The pace at which you can work at leadership has an ebb and flow. The seasons change in your personal life. Your business has peaks and valleys. Things just change.
When your leadership is in a growth faze, you look for ways to streamline your activities. You delegate, you cut out some activities, you only work with your "A" people.
So what happens when you're not growing? First, you catch your breath. You take a few minutes to rest. Then, do you hit the ground again? Or do you keep resting? Do you forget to do the things that put you into growth mode? Is the comfy couch, or other parts of life, just so much easier?
Be a leader, or don't. But being a "lazy leader" is really just being a bad example.

Sunday, February 6, 2011

What's holding you back?
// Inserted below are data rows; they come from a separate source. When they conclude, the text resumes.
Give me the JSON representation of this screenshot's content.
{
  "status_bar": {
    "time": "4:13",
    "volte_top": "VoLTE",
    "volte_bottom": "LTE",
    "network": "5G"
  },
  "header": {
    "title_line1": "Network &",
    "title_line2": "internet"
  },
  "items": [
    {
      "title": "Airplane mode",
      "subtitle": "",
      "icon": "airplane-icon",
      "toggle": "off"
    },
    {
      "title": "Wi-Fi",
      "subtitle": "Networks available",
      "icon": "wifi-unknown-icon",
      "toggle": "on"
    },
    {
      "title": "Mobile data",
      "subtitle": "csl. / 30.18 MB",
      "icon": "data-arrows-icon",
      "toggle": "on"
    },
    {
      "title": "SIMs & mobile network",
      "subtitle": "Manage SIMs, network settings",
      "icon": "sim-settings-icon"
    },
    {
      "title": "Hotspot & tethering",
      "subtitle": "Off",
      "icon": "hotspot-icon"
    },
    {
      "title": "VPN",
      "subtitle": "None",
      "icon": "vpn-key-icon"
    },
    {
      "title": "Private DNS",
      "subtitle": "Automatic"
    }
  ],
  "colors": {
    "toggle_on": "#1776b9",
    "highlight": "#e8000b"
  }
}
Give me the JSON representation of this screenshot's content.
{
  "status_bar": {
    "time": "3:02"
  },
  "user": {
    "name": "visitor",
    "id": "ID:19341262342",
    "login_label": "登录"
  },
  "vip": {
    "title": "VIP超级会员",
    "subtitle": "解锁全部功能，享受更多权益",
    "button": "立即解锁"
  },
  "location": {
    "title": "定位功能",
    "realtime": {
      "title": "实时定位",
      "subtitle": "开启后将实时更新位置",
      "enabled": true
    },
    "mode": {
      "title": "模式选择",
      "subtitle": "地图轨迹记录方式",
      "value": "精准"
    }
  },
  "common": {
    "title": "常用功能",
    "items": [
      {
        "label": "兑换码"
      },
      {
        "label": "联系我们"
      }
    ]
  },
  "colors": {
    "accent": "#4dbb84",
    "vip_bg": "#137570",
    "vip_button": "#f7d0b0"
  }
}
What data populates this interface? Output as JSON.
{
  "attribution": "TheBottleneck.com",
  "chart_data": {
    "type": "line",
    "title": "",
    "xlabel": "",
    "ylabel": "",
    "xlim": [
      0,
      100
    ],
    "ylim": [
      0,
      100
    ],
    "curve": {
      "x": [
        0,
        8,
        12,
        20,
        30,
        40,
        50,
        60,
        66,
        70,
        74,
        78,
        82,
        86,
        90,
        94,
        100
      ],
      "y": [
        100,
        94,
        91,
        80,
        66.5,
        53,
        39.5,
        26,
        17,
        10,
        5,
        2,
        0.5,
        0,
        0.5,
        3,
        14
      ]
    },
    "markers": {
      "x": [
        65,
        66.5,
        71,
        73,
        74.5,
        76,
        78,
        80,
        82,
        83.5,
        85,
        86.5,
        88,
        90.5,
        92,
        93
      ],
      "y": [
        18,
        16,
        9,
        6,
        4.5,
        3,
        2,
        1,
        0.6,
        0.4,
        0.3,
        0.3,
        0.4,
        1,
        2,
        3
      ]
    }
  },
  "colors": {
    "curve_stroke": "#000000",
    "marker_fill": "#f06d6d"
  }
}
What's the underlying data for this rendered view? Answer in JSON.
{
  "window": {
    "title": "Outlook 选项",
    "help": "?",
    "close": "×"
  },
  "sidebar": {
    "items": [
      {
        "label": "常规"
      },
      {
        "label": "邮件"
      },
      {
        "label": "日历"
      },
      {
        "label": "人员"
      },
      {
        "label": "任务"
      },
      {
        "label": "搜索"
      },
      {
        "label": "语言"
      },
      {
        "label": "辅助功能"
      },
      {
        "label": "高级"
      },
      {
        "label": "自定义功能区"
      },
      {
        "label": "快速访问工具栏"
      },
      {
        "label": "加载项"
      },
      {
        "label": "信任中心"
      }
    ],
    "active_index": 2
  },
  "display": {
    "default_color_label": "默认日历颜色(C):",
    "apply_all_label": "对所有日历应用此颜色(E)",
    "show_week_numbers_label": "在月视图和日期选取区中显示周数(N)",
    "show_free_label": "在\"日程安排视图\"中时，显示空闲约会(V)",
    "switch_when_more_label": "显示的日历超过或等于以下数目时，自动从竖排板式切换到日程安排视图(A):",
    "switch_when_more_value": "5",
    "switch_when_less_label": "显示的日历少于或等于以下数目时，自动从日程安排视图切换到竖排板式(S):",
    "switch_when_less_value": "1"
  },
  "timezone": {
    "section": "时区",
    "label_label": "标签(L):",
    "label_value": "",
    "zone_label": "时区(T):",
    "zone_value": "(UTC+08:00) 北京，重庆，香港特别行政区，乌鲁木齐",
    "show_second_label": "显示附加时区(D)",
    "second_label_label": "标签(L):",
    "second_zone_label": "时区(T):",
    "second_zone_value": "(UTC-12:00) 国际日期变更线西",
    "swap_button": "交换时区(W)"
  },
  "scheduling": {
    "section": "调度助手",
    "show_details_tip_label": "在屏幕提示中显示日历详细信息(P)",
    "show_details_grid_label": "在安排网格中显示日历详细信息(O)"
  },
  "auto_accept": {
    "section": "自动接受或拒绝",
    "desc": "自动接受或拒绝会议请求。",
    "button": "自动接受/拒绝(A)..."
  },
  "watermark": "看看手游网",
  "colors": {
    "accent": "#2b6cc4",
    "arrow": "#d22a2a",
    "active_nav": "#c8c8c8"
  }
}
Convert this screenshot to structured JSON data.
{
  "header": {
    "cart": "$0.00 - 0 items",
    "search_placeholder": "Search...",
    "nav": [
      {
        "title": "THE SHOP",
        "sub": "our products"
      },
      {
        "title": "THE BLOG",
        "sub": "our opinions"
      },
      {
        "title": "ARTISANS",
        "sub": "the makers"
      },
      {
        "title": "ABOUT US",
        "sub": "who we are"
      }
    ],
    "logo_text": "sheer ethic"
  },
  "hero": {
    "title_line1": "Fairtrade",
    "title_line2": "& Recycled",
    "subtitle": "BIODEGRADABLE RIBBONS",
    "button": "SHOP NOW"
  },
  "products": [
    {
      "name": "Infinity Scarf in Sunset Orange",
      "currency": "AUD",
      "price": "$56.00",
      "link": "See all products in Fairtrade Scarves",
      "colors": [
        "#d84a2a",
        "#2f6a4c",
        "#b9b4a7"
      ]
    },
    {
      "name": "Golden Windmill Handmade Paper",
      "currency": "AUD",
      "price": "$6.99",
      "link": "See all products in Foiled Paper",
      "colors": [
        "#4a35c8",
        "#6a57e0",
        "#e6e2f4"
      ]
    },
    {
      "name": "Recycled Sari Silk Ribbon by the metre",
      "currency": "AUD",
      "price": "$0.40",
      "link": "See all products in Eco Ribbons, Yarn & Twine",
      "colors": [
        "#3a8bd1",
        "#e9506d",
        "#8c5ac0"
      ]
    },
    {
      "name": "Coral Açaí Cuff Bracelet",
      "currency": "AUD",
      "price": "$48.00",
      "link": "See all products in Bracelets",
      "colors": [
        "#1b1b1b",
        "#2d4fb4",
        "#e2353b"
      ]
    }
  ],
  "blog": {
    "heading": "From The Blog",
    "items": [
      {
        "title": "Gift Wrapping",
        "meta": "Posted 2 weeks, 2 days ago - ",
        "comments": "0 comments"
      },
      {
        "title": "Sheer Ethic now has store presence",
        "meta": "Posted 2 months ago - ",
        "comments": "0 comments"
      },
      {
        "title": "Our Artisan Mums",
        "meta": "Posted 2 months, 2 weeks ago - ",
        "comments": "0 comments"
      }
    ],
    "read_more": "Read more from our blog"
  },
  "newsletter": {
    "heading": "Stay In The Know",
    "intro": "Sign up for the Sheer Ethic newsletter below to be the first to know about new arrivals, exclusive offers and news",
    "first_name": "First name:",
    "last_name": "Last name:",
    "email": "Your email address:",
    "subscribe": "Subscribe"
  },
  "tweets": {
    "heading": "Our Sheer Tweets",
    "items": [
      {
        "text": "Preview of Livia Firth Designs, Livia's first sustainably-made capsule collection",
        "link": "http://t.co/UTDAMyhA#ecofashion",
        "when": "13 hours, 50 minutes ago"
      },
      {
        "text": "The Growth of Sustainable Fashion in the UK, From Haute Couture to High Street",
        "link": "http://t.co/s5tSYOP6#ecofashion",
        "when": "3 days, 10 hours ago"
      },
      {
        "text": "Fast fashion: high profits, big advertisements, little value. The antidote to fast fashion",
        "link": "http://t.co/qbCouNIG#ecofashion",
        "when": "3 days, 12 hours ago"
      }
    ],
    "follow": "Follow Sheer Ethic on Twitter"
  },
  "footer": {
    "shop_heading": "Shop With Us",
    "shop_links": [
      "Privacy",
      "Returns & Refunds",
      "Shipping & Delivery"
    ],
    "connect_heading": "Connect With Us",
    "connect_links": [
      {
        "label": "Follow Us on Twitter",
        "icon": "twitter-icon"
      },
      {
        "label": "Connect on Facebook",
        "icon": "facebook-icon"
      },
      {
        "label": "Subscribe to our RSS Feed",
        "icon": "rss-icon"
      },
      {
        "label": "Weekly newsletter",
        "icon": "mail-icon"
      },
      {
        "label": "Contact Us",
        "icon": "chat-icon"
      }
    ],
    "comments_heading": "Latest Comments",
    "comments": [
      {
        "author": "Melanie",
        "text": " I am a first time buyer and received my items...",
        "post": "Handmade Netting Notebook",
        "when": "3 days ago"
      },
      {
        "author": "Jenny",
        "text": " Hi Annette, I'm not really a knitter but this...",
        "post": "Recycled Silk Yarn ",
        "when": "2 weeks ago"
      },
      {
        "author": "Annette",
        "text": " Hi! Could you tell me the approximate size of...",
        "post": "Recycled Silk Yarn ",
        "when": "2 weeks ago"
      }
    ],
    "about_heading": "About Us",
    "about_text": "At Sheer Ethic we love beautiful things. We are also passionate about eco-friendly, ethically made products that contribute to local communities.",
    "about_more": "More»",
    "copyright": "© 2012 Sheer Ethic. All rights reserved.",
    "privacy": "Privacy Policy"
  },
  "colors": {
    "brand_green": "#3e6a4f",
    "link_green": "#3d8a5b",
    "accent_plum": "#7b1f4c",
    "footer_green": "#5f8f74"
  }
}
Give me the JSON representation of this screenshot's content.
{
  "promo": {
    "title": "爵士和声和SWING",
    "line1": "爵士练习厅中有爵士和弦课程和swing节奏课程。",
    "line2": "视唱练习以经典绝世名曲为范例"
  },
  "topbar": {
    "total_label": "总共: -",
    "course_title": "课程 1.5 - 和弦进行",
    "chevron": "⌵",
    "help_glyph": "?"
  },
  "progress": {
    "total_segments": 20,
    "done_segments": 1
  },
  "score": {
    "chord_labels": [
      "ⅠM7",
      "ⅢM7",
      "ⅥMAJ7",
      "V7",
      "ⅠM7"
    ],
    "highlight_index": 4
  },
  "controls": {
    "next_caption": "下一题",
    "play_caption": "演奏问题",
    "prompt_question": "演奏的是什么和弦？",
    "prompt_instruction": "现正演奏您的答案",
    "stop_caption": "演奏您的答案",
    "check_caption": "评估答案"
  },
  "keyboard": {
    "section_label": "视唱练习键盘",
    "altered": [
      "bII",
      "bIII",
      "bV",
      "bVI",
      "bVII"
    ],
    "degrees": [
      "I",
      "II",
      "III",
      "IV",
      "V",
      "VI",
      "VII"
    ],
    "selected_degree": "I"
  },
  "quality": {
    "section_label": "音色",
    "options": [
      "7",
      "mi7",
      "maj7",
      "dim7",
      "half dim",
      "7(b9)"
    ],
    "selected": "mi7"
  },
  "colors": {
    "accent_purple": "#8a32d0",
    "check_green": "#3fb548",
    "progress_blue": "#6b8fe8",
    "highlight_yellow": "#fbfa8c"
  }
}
Several years ago, I heard a speaker talk about the "fear of success". The idea being that some people are afraid to really do well. Afraid others may think they have too much. Afraid of the fame, the money, the promotion. Really? I think most people would say, "bring it on!"
I believe the majority of us are really afraid of failing. We may put things off until the last minute, so that if we don't meet a goal, we can blame our lack of time. We may rely heavily on others, so that if the other person fails, they can be blamed. It isn't our own fault that we don't succeed.
Because what happens if we do give it our all?... and fail? Who wants to admit that they just don't measure up? That they failed? That they are responsible? That they gave it their all, and still didn't cut it?
Good leaders do what they know should be done. Even when it's hard. Even when they're afraid. Most of the time. Do we occasionally hide our heads in the sand? Or try to avoid a difficult situation? Sure. The good ones just don't let it hold them back.